As Ian Bogost explains in this video from the Media Systems gathering at UC Santa Cruz, his work in procedural rhetoric is not “operationalizing” particular rhetorical tropes (the way Nick Montfort’s work operationalizes elements of Genette’s Narrative Discourse) but rather:
It’s a theory or a design philosophy. It’s a way of making things. A way of thinking about the process of translating systems in the world into representations of those systems in the computer…. It gives you a framework through which to ask questions about what a particular situation might demand.
In other words, Bogost’s procedural rhetoric is a theory about how and why to do operationalization, or other forms of procedural representation, rather than a project to operationalize certain elements of pre-existing rhetorical practice. Bogost introduces this work with a short overview of the history of rhetoric, including its expansion into areas like written and visual rhetoric. He concludes this by coming to the procedural mode of inscription, made much more widespread by computers, which procedural rhetoric engages.
Bogost re-tells two powerful stories about examples of procedural rhetoric: the first about the importance of institutional politics in education (through the Plato game Tenure) and the second about the dynamics of long-term debt (through the Nintendo game Animal Crossing). He then discusses a number of his own projects — including Fatworld and Points of Entry: An Immigration Challenge — created with the goal of engaging the complexity of the world in a substantial way, which other media often abdicate or are challenged to provide. For example, Bogost discusses how most news articles discussing the 2007 merit-based green card proposal in the U.S. Congress cut and pasted examples of how the system would function from press releases. Points of Entry, on the other hand, operationalized the proposed rules, and situated them in a game framework, giving the public a place to experiment with (and develop a deeper understanding of) the way such an approach would work in practice.

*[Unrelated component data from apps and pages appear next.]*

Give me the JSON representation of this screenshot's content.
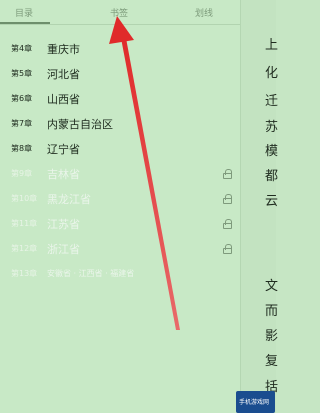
{
  "tabs": [
    {
      "label": "目录"
    },
    {
      "label": "书签"
    },
    {
      "label": "划线"
    }
  ],
  "chapters": [
    {
      "ch": "第4章",
      "name": "重庆市",
      "locked": false
    },
    {
      "ch": "第5章",
      "name": "河北省",
      "locked": false
    },
    {
      "ch": "第6章",
      "name": "山西省",
      "locked": false
    },
    {
      "ch": "第7章",
      "name": "内蒙古自治区",
      "locked": false
    },
    {
      "ch": "第8章",
      "name": "辽宁省",
      "locked": false
    },
    {
      "ch": "第9章",
      "name": "吉林省",
      "locked": true
    },
    {
      "ch": "第10章",
      "name": "黑龙江省",
      "locked": true
    },
    {
      "ch": "第11章",
      "name": "江苏省",
      "locked": true
    },
    {
      "ch": "第12章",
      "name": "浙江省",
      "locked": true
    },
    {
      "ch": "第13章",
      "name": "安徽省 · 江西省 · 福建省",
      "locked": false
    }
  ],
  "reader_chars": [
    "上",
    "化",
    "迁",
    "苏",
    "模",
    "都",
    "云",
    "文",
    "而",
    "影",
    "复",
    "括"
  ],
  "watermark": {
    "text": "手机游戏网"
  },
  "colors": {
    "background": "#c6e6c4",
    "arrow": "#e03a3a"
  }
}
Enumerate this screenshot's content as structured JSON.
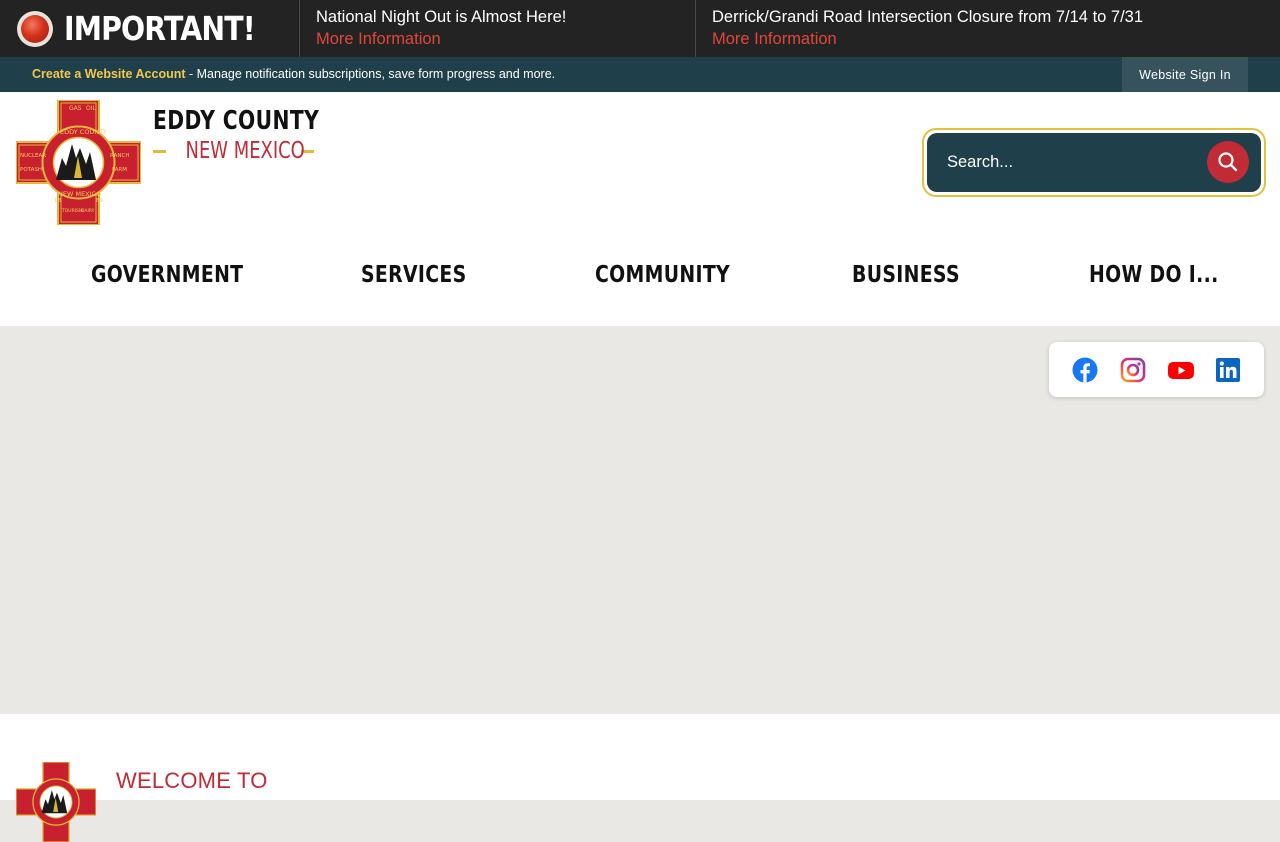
{
  "alert": {
    "label": "IMPORTANT!",
    "items": [
      {
        "text": "National Night Out is Almost Here!",
        "link": "More Information"
      },
      {
        "text": "Derrick/Grandi Road Intersection Closure from 7/14 to 7/31",
        "link": "More Information"
      }
    ]
  },
  "account_bar": {
    "create_link": "Create a Website Account",
    "description": " - Manage notification subscriptions, save form progress and more.",
    "sign_in": "Website Sign In"
  },
  "logo": {
    "line1": "EDDY COUNTY",
    "line2": "NEW MEXICO",
    "seal_text": {
      "top_left": "GAS",
      "top_right": "OIL",
      "ring_top": "EDDY COUNTY",
      "left_top": "NUCLEAR",
      "left_bottom": "POTASH",
      "right_top": "RANCH",
      "right_bottom": "FARM",
      "ring_bottom": "NEW MEXICO",
      "bottom_left": "TOURISM",
      "bottom_right": "DAIRY",
      "year_left": "18",
      "year_right": "89"
    }
  },
  "search": {
    "placeholder": "Search..."
  },
  "nav": {
    "items": [
      {
        "label": "GOVERNMENT"
      },
      {
        "label": "SERVICES"
      },
      {
        "label": "COMMUNITY"
      },
      {
        "label": "BUSINESS"
      },
      {
        "label": "HOW DO I..."
      }
    ]
  },
  "social": {
    "icons": [
      "facebook-icon",
      "instagram-icon",
      "youtube-icon",
      "linkedin-icon"
    ]
  },
  "welcome": {
    "title": "WELCOME TO"
  },
  "colors": {
    "alert_bg": "#232323",
    "account_bar_bg": "#1f3f4b",
    "accent_red": "#c12b36",
    "accent_gold": "#e2c33c",
    "link_red": "#e0473a"
  }
}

In the discussion period, one of the issues raised was that of evaluation, a topic that was also an important theme for the Media Systems gathering. Bogost pointed to the conversation-oriented evaluation approached used for some of David Shaffer’s “epistemic games” — demonstrating a difference in discourse before and after play, which might provide an evaluation up to the complexity of the topics and understandings Bogost hopes computational media will engage. Further discussion of this video is possible in the comments here or on Twitter with the #MediaSystems hashtag.
Like Nick Montfort’s talk posted last week, PDF slides are available on the main Media Systems page for this talk. Watch for Mary Lou Maher’s provocative talk on operationalizing creativity here next week!
This material is based upon a project supported by the National Science Foundation (under Grant Number 1152217), the National Endowment for the Humanities: Exploring the human endeavor, the National Endowment for the Arts, Microsoft Studios, and Microsoft Research.
Any opinions, findings, and conclusions or recommendations expressed in this material are those of the authors and do not necessarily reflect the views of the National Science Foundation, the National Endowment for the Humanities, the National Endowment for the Arts, Microsoft Studios, or Microsoft Research.
About the author: Noah Wardrip-Fruin is a Professor of Computational Media at UC Santa Cruz and the author of Expressive Processing: Digital Fictions, Computer Games, and Software Studies. Read more from this author